### What the exercise asks:
Among the lines below, which ones contain the word "title"? Copy every such line.

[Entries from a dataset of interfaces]

┏━━

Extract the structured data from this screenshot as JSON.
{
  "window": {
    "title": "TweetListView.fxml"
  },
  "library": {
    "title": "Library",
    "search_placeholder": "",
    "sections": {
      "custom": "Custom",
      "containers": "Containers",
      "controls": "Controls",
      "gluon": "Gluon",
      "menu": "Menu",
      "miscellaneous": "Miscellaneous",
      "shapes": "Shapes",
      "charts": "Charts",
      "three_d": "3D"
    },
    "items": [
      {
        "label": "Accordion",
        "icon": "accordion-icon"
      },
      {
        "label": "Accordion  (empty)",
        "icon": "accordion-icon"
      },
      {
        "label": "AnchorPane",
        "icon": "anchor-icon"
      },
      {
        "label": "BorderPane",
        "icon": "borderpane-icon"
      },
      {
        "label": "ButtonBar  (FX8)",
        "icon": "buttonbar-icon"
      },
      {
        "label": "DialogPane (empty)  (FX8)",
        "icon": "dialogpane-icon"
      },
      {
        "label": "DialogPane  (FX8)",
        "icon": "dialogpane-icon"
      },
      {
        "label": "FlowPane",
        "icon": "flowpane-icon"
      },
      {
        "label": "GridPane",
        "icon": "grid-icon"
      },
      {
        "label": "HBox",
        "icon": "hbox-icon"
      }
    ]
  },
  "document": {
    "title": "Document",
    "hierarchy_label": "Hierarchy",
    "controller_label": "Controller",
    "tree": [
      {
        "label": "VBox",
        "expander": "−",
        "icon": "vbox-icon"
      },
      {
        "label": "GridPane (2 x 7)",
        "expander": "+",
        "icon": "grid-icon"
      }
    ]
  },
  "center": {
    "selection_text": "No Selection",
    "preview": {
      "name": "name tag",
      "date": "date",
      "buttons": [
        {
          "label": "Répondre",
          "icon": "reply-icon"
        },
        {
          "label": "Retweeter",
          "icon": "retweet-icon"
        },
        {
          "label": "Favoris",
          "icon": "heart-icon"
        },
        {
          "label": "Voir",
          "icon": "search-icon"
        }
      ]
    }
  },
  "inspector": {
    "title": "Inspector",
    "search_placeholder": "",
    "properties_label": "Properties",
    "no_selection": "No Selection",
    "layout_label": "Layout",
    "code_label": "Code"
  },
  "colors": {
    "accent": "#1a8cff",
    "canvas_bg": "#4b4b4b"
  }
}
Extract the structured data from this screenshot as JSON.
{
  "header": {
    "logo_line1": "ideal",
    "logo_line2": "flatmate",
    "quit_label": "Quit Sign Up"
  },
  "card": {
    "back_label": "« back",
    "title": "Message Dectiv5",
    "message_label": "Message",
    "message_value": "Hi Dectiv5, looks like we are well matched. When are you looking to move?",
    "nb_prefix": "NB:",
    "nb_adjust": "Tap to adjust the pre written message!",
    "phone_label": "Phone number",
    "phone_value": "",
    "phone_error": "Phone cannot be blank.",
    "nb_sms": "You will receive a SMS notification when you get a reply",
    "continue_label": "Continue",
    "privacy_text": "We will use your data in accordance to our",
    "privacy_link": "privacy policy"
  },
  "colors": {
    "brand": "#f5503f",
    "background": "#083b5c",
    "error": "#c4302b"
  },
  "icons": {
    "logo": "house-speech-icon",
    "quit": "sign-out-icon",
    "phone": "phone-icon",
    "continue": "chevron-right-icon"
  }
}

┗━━

### Result of the task:
    "title": "TweetListView.fxml"
    "title": "Library",
    "title": "Document",
    "title": "Inspector",
    "title": "Message Dectiv5",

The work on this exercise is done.